On the 65th anniversary of the founding of Communist China, Hong Kong protesters are hoping to stage the largest pro-democracy demonstration since the 1989 Tiananmen protests. VOA's Brian Padden visited one of the protest sites mid-day, when the atmosphere was calm and where the supporters were enthusiastic about joining what they are calling the umbrella revolution.
Video

Video India's PM Continues First US Visit

India's prime minister is on his first visit to Washington, to strengthen political and economic ties between the world's oldest and the world biggest democracies. He came to the U.S. capital from New York, the first stop on his five-day visit to the country that denied him an entry visa in the past. From Washington, Zlatica Hoke reports Modi seemed most focused on attracting foreign investment and trade to increase job opportunities for his people.
Video

Video Malaysia Struggles to Stop People Joining Jihad

Malaysian authorities say militant groups like the so-called "Islamic State" have used social media to entice at least three dozen Malaysian Muslims to fight in what they call "jihad" in Syria and Iraq. As Mahi Ramkrishnan reports from Kuala Lumpur, counterterrorism police are deeply worried about what could happen when these militants return home.
Video

Video Could US Have Done More to Stop Rise of Islamic State?

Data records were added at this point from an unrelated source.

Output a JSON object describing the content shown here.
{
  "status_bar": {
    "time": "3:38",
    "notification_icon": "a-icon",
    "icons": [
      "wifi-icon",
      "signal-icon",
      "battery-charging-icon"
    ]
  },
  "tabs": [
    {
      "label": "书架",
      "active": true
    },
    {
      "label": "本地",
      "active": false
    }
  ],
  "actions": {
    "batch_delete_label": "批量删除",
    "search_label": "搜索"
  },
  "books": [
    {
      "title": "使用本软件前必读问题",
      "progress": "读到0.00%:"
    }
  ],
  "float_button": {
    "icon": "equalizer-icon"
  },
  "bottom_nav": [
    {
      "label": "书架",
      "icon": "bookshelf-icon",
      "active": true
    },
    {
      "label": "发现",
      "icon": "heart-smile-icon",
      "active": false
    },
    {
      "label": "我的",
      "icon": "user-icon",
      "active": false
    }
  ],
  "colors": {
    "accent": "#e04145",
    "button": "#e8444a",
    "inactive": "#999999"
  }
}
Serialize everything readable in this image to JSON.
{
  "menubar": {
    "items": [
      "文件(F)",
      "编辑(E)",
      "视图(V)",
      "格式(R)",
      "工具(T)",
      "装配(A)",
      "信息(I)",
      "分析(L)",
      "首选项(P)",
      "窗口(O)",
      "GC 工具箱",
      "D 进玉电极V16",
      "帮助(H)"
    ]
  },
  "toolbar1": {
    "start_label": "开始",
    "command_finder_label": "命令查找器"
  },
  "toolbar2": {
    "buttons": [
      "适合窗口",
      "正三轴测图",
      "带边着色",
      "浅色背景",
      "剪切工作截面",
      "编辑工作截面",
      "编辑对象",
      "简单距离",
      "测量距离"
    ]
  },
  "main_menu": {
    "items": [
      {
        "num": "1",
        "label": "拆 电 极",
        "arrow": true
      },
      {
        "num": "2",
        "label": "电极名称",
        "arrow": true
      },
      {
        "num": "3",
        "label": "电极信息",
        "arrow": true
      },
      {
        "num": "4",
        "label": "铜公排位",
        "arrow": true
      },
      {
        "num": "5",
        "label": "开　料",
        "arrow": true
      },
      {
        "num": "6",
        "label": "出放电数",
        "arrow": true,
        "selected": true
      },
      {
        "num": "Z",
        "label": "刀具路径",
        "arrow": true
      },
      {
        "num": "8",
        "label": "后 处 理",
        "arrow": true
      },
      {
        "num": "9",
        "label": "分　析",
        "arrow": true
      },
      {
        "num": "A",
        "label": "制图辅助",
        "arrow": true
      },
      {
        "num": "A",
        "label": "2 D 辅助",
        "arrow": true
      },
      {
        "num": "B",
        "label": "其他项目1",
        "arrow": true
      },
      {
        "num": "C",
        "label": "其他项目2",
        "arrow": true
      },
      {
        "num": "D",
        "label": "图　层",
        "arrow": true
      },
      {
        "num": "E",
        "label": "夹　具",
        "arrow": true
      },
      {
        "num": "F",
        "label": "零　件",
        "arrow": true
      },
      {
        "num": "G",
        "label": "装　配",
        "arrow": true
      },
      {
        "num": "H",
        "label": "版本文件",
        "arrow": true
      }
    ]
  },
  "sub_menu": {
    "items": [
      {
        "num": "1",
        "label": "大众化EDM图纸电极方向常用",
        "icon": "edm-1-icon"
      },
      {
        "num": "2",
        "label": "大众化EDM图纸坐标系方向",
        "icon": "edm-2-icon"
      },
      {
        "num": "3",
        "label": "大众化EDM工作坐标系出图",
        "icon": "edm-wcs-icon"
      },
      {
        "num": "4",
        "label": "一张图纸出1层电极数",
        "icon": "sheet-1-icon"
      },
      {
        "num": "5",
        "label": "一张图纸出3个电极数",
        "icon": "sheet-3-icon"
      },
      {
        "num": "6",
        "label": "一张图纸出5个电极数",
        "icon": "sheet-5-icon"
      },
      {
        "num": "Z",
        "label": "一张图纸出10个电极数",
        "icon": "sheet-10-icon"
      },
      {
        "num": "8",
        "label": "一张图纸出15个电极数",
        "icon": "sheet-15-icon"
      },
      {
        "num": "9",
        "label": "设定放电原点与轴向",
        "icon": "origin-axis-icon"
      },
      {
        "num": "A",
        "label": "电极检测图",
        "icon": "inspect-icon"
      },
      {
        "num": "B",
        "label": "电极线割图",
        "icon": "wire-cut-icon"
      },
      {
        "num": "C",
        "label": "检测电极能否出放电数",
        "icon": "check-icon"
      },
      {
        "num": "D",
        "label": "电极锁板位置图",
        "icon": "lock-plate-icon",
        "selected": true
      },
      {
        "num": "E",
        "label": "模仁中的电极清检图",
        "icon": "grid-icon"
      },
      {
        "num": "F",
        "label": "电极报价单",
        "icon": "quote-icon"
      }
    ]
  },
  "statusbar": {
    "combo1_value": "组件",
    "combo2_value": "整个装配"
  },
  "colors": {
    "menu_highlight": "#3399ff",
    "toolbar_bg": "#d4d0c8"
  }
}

President Obama says airstrikes against Islamic State militants in Syria will likely continue for some time because, in his words, "there is a cancer that has grown for too long." So what if President Obama had acted sooner in Syria to arm more-moderate opponents of both the Islamic State and the Syrian government? VOA State Department Correspondent Scott Stearns reports from the United Nations.
Video

Video Treasure Hunters Seek 'Hidden Treasure' in Central Kenya

Could a cave in a small village in central Kenya be the site of buried treasure? A rumor of riches, left behind by colonialists, has some residents dreaming of wealth, while others see it as a dangerous hoax. VOA's Gabe Joselow has the story.
Video

Video Ebola Patients Find No Treatment at Sierra Leone Holding Center

At a holding facility in Makeni, central Sierra Leone, dozens of sick people sit on the floor in an empty university building. They wait in filthy conditions. It's a 16-hour drive by ambulance to Kailahun Ebola treatment center. Adam Bailes was there and reports on what he says are some of the worst situations he has seen since the beginning of this Ebola outbreak. And he says it appears case numbers may already be far worse than authorities acknowledge.
Video

Video Identifying Bodies Found in Texas Border Region

Thousands of immigrants have died after crossing the border from Mexico into remote areas of the southwestern United States in recent years. Local officials in south Texas alone have found hundreds of unidentified bodies and buried them in mass graves in local cemeteries. Now an anthropologist and her students at Baylor University have been exhuming bodies and looking for clues to identify them. VOA’s Greg Flakus has more from Waco, Texas.
Colonel Steve ‘Spiros’ Pisanos left Greece and came to the U.S. to learn to fly. He flew fighters for the Allies in World War II, narrowly escaping death multiple times.Colonel Steve ‘Spiros’ Pisanos left Greece and came to the U.S. to learn to fly. He flew fighters for the Allies in World War II, narrowly escaping death multiple times.

AppleAndroid